But if you are a poor creature-poisoned by a wretched upbringing in some house full of vulgar jealousies . . .-nagged day in and day out by an inferiority complex that makes you snap at your best friends-do not despair. He knows all about it. You are one of the poor whom He blessed. He knows what a wretched machine you are trying to drive. Keep on. Do what you can. One day (perhaps in another world, but perhaps far sooner than that) he will fling it on the scrap-heap and give you a new one. And then you may astonish us all-not least yourself: for you have learned your driving in a hard school.”
So what’s the solution? I’ve driven all around the block in this talk now. It’s time to actual come to a destination. We’re supposed to help others, we’re supposed to help ourselves. To use Lewis’s terminology, each factory has a limited output, and we need to decide—with God’s help—how that output should be allotted.
As I think about it, it seems to me that we each have been blessed with a certain measure of all manner of things. Take my wife and me, for example. I think she’d be the first to agree that I’m better at computer repair and typing speed, whereas she has me beaten hands down at bread baking and gardening. If the computer needs repairing, I’m the one who steps in to handle it. When bread needs baking, Denisa takes over. Then again, there are going to be times when the computer can’t get repaired right away, or the bread just has to wait. I can see this so easily in my daily life—I just have trouble reminding myself of it when it comes to my church responsibilities. The missionaries are calling to find someone to go with them to an appointment, I have my home teaching to do, a quorum activity to plan, presidency meeting to prepare, the lesson to read for Sunday, and then someone calls me to ask me to give a talk. Oh yeah, and stake conference and a trip to Bangor are in the mix, too.
We’re instructed not to run faster than we have strength, and I think that applies to the church sphere as much as it does to our personal lives.
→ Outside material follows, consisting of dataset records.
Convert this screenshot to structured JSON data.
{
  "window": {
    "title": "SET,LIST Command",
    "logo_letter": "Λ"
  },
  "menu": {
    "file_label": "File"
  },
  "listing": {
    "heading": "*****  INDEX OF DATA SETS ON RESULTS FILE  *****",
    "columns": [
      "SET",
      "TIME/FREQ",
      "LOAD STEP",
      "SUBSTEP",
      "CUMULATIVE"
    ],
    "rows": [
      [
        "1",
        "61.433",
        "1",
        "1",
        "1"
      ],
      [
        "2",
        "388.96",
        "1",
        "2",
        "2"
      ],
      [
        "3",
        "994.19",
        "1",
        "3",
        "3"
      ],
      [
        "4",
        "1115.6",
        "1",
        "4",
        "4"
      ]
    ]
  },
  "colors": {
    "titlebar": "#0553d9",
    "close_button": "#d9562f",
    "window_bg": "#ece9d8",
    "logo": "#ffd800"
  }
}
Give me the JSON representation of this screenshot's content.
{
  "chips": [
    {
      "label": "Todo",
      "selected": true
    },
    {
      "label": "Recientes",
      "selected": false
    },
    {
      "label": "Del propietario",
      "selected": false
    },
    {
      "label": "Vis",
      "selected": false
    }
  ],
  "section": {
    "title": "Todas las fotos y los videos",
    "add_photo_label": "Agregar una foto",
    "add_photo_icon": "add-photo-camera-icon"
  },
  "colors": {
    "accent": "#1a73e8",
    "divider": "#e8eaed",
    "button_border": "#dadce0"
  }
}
Maybe one of the best comparisons I thought of while I was working on this talk was likening it to fast offerings. Once a month, we’re to go without food for two meals. We then donate the money that would have been spent on that food, and we’re encouraged to give more, if possible. By sacrificing something, we have something to give. The same goes for church callings. We’re asked to sacrifice something finite—something concrete. Often our time or our talents. It’s up to us to find a way to fit our lives into the time remaining to us.
As we pray and ask God for help, we’ll be shown ways to get the things done which must be done, and we’ll also be able to know what needs doing now and what can wait until later—or not be done at all. There are going to be times someone asks me to do something, and I need to say no. The more I live the Gospel, the more I begin to think knowing when to say no is just as important as knowing when to say yes. Know your capabilities. Share the excess you have with others when you can. And remember—what you can give will be different from what someone else can give. Ours is not to judge the output of everyone else. Just keep doing your best.
And that’s a solution I can live with.